Green Paper "A European Strategy for Secure, Competitive and sustainable Energy for Europe"
EREC welcomes the debate, but sees the paper as a missed opportunity for outlining a sustainable EU energy supply. Today the European Commission published a green paper called “A European Strategy for Secure, Competitive and Sustainable Energy for Europe”, which, in the view of the European Renewable Energy Industry is a missed opportunity for showing the way forward in Europe’s energy policy and strategy.
“Green papers should set out a range of ideas for public discussion and debate. This paper does not set out any new ideas, but tries to find solutions for problems which we create ourselves. Instead it should propose ways of avoiding problems in the first place and create a vision for a sustainable, indigenous energy supply” says Oliver Schaefer, Policy Director of EREC.
While EREC welcomes the idea of a more “Europeanised” energy policy in order to coordinate international supply policies for imports, a clear signal should also be set for changing the supply structure towards a less import dependent fuel mix, based to a large extent on renewable energies.
In combination with energy efficiency renewables could easily supply 25% of Europe’s energy needs by 2020, if the necessary policy measures are introduced on a European level. Instead of sending out a strong and clear long-term commitment for renewables by proposing new mandatory EU targets in this field, the green paper is discussing this only in parts, when talking about possibilities and impact assessments, which in fact are already made several times.
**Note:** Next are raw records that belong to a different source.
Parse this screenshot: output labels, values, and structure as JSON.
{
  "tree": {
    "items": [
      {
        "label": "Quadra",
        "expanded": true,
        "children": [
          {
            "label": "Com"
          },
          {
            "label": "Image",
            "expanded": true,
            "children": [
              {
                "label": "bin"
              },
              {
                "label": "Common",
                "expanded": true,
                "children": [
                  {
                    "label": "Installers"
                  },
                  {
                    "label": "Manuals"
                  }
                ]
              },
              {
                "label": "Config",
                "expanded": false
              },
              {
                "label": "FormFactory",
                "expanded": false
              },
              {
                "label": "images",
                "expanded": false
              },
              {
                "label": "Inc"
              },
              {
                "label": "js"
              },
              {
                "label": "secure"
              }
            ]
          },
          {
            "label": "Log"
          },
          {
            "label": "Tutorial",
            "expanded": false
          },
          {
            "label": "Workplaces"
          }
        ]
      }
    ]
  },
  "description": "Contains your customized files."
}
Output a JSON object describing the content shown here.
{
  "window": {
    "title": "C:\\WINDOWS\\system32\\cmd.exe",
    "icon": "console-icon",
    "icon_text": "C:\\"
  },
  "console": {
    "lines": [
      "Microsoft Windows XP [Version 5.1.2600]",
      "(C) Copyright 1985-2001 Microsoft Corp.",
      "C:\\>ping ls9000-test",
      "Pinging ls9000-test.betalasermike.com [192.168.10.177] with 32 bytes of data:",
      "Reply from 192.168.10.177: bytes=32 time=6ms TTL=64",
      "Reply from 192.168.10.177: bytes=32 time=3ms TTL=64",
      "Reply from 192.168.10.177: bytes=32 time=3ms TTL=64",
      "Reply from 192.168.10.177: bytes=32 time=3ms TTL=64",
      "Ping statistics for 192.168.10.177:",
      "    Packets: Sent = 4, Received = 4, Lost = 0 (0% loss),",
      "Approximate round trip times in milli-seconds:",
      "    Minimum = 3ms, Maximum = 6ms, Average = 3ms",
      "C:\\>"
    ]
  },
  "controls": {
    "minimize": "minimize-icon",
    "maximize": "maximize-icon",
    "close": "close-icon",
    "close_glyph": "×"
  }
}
Renewable energy sources strengthen security of supply, protect the climate, create jobs and entail no hidden external costs. Energy efficiency and renewable sources are the ideal means for the EU to boost competitiveness, improve security of supply and protect the environment – but they need political support to achieve their potential. A pre-condition for guaranteeing this support is the setting of long-term mandatory targets in order to guarantee stability and commitment for investment decisions.
“Coal and nuclear power have received billions of Euros in subsidies during the past decades and we are still trying to solve the problems we have with these sources. Oil and gas prices are increasing rapidly and we still believe in absurd forecasts of prices over the next 30 years. Why are we not able to change our mind-maps and think of making Europe the most energy independent region of the world?” says Arthouros Zervos, President of EREC.
To guarantee security, stability and prosperity in Europe, a real energy policy is a crucial requirement for the European Union and the 25 Member States. Within the framework of the treaties the Union has to respond to security of energy supply, economic growth, sustainable development, climate change, employment and technological development.
“Only renewable energy technologies and energy efficiency have a positive effect on all of these goals. We hope that the debate on the green paper will stimulate the discussion on the necessary uptake of renewables and energy efficiency for Europe’s energy supply, competitiveness and environmental protection, during the coming year.” Schaefer added.